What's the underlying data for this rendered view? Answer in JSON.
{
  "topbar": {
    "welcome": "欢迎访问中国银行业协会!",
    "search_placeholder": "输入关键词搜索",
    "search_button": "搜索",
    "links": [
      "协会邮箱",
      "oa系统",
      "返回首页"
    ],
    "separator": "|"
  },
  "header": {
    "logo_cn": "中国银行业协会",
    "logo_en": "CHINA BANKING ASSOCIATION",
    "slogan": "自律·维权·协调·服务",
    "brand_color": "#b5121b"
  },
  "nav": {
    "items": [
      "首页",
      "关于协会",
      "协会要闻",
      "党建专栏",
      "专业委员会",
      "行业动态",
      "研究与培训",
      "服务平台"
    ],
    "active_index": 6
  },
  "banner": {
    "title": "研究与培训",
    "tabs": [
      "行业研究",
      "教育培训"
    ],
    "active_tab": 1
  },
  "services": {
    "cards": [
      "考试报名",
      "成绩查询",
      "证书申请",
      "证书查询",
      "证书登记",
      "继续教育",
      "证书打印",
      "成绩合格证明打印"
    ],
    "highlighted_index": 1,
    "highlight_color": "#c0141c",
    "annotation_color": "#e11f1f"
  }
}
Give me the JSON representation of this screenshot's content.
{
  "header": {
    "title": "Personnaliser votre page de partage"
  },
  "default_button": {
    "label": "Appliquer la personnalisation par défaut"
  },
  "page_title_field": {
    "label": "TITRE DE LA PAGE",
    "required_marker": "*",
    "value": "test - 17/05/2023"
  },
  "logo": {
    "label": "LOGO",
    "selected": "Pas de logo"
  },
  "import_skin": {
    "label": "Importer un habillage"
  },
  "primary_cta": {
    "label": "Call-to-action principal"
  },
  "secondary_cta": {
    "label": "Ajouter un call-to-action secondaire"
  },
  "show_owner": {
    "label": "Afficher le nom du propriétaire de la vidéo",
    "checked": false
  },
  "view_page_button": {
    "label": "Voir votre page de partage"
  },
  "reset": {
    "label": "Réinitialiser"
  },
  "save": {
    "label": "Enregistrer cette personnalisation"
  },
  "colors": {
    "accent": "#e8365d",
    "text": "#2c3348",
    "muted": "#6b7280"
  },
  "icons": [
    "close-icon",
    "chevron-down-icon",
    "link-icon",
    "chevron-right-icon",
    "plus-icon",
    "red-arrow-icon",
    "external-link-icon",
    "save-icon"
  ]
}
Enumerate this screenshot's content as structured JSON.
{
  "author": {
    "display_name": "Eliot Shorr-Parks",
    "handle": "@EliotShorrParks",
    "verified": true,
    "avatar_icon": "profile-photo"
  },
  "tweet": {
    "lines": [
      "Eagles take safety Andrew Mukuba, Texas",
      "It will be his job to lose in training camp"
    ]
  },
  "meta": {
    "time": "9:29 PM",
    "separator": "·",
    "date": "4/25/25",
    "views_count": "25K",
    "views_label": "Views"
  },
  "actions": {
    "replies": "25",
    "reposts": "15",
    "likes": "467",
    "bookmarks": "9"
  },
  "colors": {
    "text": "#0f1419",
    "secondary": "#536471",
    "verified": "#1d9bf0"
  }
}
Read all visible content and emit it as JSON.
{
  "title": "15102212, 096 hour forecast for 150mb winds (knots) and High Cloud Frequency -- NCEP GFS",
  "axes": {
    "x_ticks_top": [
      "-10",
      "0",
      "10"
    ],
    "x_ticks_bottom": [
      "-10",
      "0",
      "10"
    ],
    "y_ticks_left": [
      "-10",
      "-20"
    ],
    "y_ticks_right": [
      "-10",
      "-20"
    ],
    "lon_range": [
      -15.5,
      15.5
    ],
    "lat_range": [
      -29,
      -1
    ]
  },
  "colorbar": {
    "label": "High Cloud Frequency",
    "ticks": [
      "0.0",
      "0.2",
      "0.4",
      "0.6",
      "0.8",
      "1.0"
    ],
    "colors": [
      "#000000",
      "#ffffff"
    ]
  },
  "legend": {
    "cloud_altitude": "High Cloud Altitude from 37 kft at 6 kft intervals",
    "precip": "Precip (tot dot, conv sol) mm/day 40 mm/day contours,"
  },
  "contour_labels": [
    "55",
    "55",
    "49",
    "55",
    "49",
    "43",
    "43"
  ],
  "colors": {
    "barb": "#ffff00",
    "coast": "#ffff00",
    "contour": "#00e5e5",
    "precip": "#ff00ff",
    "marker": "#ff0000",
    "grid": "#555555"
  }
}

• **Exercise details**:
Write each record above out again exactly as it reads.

• **Task response**:
What's the underlying data for this rendered view? Answer in JSON.
{
  "topbar": {
    "welcome": "欢迎访问中国银行业协会!",
    "search_placeholder": "输入关键词搜索",
    "search_button": "搜索",
    "links": [
      "协会邮箱",
      "oa系统",
      "返回首页"
    ],
    "separator": "|"
  },
  "header": {
    "logo_cn": "中国银行业协会",
    "logo_en": "CHINA BANKING ASSOCIATION",
    "slogan": "自律·维权·协调·服务",
    "brand_color": "#b5121b"
  },
  "nav": {
    "items": [
      "首页",
      "关于协会",
      "协会要闻",
      "党建专栏",
      "专业委员会",
      "行业动态",
      "研究与培训",
      "服务平台"
    ],
    "active_index": 6
  },
  "banner": {
    "title": "研究与培训",
    "tabs": [
      "行业研究",
      "教育培训"
    ],
    "active_tab": 1
  },
  "services": {
    "cards": [
      "考试报名",
      "成绩查询",
      "证书申请",
      "证书查询",
      "证书登记",
      "继续教育",
      "证书打印",
      "成绩合格证明打印"
    ],
    "highlighted_index": 1,
    "highlight_color": "#c0141c",
    "annotation_color": "#e11f1f"
  }
}
Give me the JSON representation of this screenshot's content.
{
  "header": {
    "title": "Personnaliser votre page de partage"
  },
  "default_button": {
    "label": "Appliquer la personnalisation par défaut"
  },
  "page_title_field": {
    "label": "TITRE DE LA PAGE",
    "required_marker": "*",
    "value": "test - 17/05/2023"
  },
  "logo": {
    "label": "LOGO",
    "selected": "Pas de logo"
  },
  "import_skin": {
    "label": "Importer un habillage"
  },
  "primary_cta": {
    "label": "Call-to-action principal"
  },
  "secondary_cta": {
    "label": "Ajouter un call-to-action secondaire"
  },
  "show_owner": {
    "label": "Afficher le nom du propriétaire de la vidéo",
    "checked": false
  },
  "view_page_button": {
    "label": "Voir votre page de partage"
  },
  "reset": {
    "label": "Réinitialiser"
  },
  "save": {
    "label": "Enregistrer cette personnalisation"
  },
  "colors": {
    "accent": "#e8365d",
    "text": "#2c3348",
    "muted": "#6b7280"
  },
  "icons": [
    "close-icon",
    "chevron-down-icon",
    "link-icon",
    "chevron-right-icon",
    "plus-icon",
    "red-arrow-icon",
    "external-link-icon",
    "save-icon"
  ]
}
Enumerate this screenshot's content as structured JSON.
{
  "author": {
    "display_name": "Eliot Shorr-Parks",
    "handle": "@EliotShorrParks",
    "verified": true,
    "avatar_icon": "profile-photo"
  },
  "tweet": {
    "lines": [
      "Eagles take safety Andrew Mukuba, Texas",
      "It will be his job to lose in training camp"
    ]
  },
  "meta": {
    "time": "9:29 PM",
    "separator": "·",
    "date": "4/25/25",
    "views_count": "25K",
    "views_label": "Views"
  },
  "actions": {
    "replies": "25",
    "reposts": "15",
    "likes": "467",
    "bookmarks": "9"
  },
  "colors": {
    "text": "#0f1419",
    "secondary": "#536471",
    "verified": "#1d9bf0"
  }
}
Read all visible content and emit it as JSON.
{
  "title": "15102212, 096 hour forecast for 150mb winds (knots) and High Cloud Frequency -- NCEP GFS",
  "axes": {
    "x_ticks_top": [
      "-10",
      "0",
      "10"
    ],
    "x_ticks_bottom": [
      "-10",
      "0",
      "10"
    ],
    "y_ticks_left": [
      "-10",
      "-20"
    ],
    "y_ticks_right": [
      "-10",
      "-20"
    ],
    "lon_range": [
      -15.5,
      15.5
    ],
    "lat_range": [
      -29,
      -1
    ]
  },
  "colorbar": {
    "label": "High Cloud Frequency",
    "ticks": [
      "0.0",
      "0.2",
      "0.4",
      "0.6",
      "0.8",
      "1.0"
    ],
    "colors": [
      "#000000",
      "#ffffff"
    ]
  },
  "legend": {
    "cloud_altitude": "High Cloud Altitude from 37 kft at 6 kft intervals",
    "precip": "Precip (tot dot, conv sol) mm/day 40 mm/day contours,"
  },
  "contour_labels": [
    "55",
    "55",
    "49",
    "55",
    "49",
    "43",
    "43"
  ],
  "colors": {
    "barb": "#ffff00",
    "coast": "#ffff00",
    "contour": "#00e5e5",
    "precip": "#ff00ff",
    "marker": "#ff0000",
    "grid": "#555555"
  }
}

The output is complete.